Task requirements: Go through the entries below and say how many lines hold the word "data". Nothing else is needed.

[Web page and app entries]
********

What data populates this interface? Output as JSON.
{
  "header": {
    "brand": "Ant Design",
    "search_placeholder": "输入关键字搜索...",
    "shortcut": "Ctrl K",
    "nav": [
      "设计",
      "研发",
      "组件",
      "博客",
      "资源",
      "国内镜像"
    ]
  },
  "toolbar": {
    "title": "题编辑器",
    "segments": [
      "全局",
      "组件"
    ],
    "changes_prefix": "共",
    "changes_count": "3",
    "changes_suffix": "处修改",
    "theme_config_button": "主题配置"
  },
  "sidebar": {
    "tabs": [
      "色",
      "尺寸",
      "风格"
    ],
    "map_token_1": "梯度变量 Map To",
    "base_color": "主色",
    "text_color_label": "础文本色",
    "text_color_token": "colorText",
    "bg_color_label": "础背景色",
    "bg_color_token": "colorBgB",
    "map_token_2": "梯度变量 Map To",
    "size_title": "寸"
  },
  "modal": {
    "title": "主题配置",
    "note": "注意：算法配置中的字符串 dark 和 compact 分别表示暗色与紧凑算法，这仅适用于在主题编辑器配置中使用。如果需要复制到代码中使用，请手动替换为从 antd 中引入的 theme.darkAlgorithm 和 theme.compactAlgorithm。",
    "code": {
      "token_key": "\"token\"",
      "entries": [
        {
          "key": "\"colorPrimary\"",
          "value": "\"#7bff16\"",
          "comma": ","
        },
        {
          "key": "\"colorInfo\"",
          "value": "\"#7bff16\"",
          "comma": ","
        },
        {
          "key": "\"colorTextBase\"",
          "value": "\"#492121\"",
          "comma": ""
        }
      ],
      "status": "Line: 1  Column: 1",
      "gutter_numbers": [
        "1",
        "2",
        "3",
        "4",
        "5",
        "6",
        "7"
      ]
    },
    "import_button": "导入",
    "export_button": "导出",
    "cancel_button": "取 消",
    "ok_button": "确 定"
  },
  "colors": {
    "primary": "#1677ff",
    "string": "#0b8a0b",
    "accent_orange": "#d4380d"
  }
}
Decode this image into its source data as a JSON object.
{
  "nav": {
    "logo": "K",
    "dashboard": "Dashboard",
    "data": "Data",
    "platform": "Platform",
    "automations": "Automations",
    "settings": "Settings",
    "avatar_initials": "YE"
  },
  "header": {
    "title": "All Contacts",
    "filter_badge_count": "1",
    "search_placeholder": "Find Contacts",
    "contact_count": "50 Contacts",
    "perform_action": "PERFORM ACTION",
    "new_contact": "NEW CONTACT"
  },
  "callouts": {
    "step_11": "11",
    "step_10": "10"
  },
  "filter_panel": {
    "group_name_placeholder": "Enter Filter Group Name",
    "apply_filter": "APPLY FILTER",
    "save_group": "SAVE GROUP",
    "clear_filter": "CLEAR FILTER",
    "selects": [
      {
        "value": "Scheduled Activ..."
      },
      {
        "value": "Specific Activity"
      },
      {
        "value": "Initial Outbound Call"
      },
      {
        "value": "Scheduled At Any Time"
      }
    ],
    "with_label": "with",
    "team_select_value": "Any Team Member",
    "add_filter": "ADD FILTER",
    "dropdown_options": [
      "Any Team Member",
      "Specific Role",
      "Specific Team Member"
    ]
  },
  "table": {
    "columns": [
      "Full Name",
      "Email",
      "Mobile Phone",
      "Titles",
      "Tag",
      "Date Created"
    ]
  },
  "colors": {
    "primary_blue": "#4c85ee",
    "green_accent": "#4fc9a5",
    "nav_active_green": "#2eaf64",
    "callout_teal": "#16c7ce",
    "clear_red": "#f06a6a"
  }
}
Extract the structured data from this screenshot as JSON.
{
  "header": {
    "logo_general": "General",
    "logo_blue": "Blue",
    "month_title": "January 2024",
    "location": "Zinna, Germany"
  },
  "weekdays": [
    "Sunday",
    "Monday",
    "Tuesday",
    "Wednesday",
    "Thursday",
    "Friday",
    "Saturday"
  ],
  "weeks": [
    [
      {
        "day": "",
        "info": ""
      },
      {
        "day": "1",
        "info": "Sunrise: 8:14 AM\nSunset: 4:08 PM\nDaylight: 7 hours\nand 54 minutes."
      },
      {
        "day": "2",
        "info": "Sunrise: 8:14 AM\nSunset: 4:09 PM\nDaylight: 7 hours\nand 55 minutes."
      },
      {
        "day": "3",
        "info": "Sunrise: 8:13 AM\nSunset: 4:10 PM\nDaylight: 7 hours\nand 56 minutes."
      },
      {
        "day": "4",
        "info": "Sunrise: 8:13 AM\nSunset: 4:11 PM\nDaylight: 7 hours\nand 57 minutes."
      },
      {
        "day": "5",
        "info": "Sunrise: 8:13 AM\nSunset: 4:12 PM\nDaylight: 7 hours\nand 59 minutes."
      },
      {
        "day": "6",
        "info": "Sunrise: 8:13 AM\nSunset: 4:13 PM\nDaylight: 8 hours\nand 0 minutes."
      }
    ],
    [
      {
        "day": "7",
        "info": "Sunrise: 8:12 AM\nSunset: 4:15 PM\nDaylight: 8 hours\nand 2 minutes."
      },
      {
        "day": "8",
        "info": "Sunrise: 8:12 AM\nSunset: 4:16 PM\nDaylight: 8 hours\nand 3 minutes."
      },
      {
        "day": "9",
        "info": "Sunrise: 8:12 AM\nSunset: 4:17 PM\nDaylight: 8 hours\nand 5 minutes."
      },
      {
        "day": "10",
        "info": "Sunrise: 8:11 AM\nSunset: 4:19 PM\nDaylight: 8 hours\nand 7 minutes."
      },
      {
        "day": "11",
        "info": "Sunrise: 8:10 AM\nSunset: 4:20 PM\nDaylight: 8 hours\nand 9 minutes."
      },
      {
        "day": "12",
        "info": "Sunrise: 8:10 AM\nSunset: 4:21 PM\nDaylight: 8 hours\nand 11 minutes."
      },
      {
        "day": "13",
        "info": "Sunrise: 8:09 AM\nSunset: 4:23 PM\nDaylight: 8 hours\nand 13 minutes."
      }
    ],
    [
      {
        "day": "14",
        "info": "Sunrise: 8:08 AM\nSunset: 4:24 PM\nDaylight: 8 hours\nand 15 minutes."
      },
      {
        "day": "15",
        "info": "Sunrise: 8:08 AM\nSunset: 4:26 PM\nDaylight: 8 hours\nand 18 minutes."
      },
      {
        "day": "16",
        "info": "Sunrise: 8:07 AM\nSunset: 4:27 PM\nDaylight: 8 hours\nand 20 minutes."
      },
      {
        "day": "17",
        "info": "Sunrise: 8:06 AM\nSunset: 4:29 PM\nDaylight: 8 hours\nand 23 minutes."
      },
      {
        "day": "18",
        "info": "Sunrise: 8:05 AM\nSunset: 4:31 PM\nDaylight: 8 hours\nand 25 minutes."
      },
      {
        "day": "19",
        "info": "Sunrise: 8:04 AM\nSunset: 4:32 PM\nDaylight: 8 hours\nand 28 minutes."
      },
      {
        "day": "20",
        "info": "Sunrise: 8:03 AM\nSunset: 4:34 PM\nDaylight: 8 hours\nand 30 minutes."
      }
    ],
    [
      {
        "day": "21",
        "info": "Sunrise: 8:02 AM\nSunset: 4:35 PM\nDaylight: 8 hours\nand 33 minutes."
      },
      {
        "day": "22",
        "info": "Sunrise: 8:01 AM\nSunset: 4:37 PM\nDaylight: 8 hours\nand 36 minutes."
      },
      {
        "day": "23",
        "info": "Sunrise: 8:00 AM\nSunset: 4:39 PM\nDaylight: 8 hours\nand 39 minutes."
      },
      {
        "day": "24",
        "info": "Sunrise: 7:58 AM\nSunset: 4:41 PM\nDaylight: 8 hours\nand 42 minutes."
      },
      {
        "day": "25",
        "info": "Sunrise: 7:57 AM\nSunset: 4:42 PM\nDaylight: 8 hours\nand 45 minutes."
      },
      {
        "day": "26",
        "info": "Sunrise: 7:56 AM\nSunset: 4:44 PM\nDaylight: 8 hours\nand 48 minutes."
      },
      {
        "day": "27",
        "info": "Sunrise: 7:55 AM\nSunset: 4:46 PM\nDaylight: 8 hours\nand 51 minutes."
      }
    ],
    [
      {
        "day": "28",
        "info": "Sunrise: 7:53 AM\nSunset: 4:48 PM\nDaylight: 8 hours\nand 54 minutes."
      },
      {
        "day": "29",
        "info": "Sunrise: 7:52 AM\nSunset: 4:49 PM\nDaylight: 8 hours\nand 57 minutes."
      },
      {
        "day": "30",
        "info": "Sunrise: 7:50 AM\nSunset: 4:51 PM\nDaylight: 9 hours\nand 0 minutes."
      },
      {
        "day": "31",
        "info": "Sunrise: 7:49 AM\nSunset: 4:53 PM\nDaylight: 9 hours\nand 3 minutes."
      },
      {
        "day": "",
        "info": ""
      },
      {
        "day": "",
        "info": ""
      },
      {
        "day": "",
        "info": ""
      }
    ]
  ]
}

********

Your response: 4